> Task statement:
Select every line below containing the word "minimize".

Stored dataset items

══════════

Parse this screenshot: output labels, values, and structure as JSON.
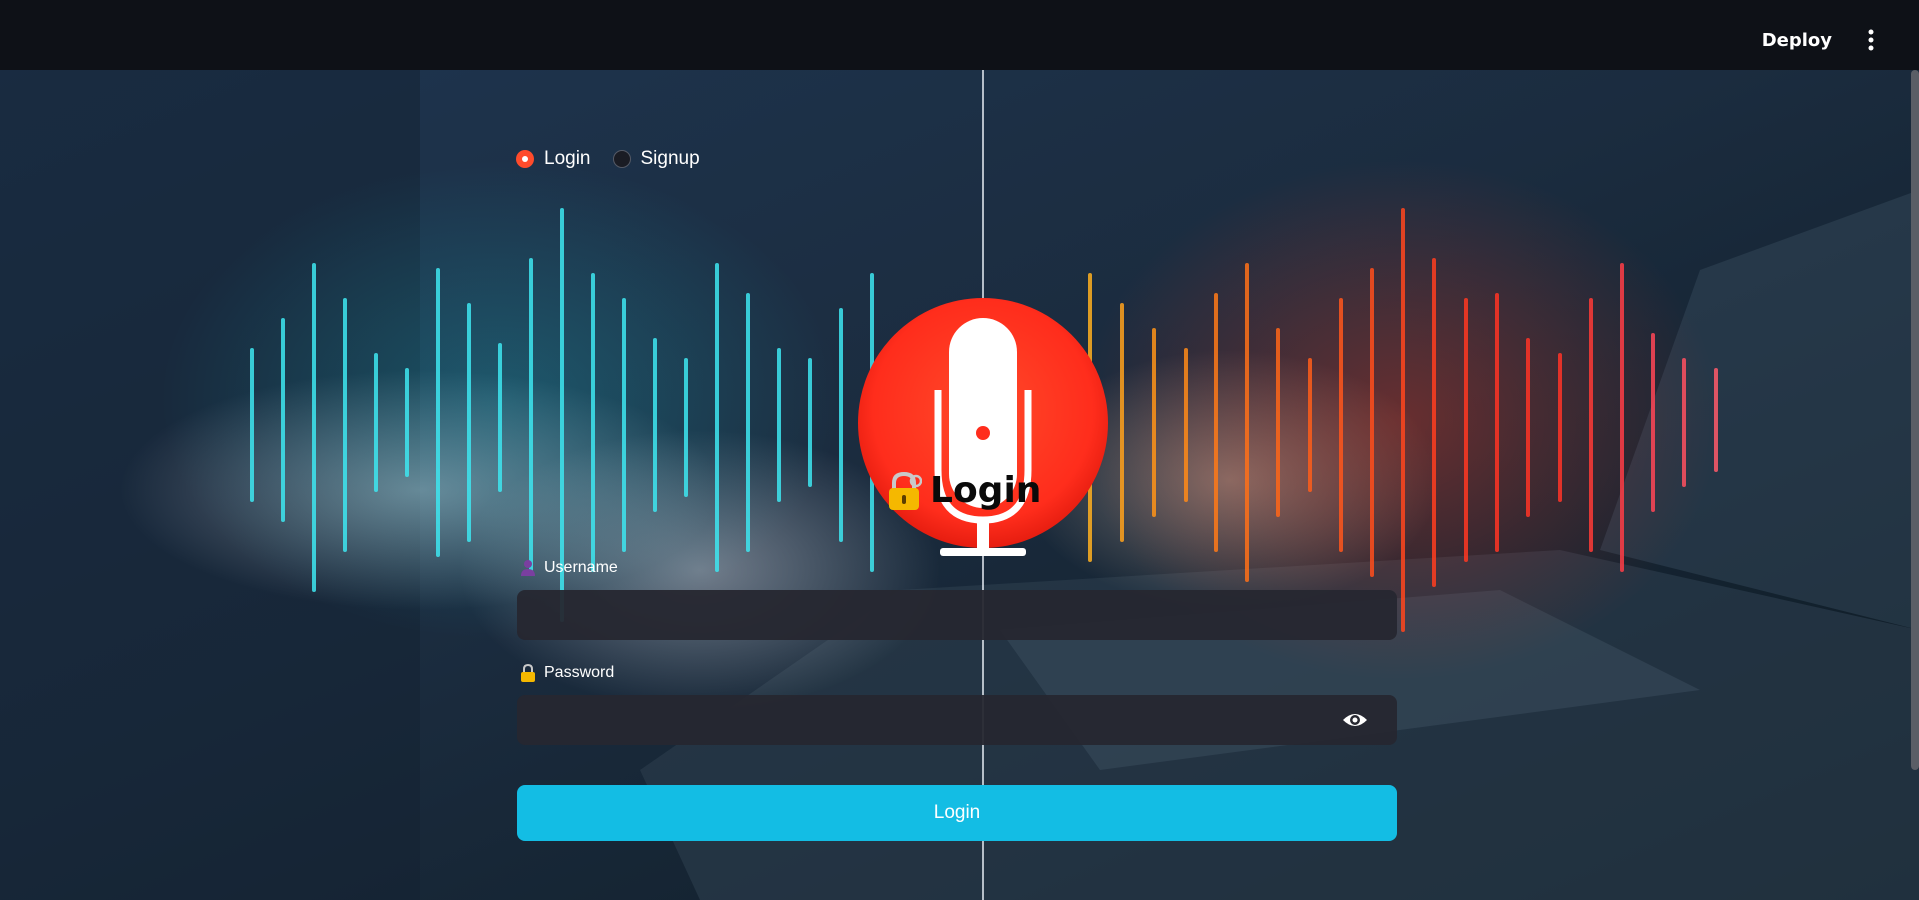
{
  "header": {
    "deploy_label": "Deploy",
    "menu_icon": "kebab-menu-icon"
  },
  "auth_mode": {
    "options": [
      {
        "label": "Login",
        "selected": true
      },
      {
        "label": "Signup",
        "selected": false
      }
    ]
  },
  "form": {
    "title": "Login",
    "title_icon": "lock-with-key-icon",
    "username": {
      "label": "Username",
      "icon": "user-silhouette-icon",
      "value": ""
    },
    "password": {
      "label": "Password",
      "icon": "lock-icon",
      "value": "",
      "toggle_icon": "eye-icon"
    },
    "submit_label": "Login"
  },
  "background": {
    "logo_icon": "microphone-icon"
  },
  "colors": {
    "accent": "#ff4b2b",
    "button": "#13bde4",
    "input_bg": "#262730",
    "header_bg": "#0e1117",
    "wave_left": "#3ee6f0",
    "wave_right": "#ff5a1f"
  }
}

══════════

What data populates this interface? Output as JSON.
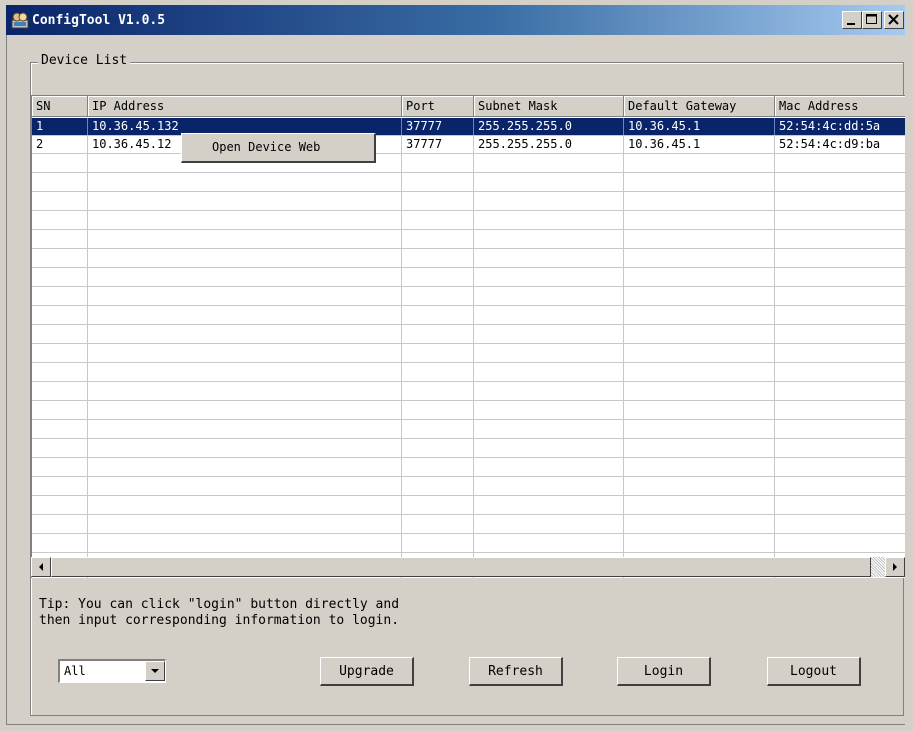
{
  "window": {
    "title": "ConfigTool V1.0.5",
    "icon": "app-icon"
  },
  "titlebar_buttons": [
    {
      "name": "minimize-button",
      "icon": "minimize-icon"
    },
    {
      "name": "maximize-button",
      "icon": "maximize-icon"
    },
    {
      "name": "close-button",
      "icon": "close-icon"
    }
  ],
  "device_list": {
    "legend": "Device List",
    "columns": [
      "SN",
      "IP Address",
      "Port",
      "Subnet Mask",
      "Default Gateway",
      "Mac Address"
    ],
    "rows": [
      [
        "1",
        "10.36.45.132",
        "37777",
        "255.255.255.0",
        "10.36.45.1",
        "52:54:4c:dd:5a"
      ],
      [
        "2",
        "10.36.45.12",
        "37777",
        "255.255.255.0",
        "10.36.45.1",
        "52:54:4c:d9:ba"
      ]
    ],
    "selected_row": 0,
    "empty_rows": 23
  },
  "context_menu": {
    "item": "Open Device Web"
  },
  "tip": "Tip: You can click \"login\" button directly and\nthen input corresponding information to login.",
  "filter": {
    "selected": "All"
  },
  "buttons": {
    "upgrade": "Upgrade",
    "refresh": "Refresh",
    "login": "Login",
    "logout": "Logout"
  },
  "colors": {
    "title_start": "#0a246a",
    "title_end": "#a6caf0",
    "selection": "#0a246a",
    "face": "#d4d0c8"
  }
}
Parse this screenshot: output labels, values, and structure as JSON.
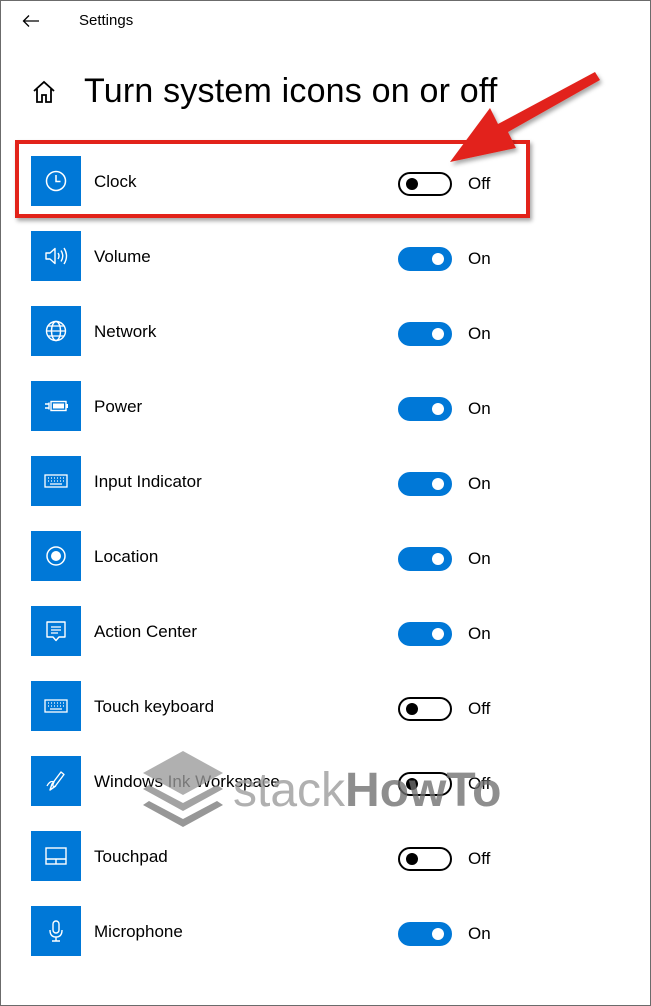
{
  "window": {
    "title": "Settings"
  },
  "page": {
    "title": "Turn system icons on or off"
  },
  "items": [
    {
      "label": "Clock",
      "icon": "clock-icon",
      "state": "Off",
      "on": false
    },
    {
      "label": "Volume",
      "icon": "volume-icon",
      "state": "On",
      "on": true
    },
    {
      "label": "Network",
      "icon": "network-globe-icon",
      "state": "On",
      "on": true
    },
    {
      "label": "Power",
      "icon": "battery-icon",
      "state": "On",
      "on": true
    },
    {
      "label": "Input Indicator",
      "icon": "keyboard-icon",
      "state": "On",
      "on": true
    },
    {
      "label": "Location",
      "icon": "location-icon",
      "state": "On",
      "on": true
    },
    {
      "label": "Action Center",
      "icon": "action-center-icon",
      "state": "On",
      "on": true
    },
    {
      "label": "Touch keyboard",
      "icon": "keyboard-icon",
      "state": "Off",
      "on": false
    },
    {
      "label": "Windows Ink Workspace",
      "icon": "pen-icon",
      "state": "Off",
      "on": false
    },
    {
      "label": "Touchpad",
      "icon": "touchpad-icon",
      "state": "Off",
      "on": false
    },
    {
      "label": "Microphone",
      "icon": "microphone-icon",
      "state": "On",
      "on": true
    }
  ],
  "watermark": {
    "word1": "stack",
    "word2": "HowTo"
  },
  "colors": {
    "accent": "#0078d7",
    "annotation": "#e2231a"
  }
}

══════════

> Answer to the problem:
      "name": "minimize-button",
      "icon": "minimize-icon"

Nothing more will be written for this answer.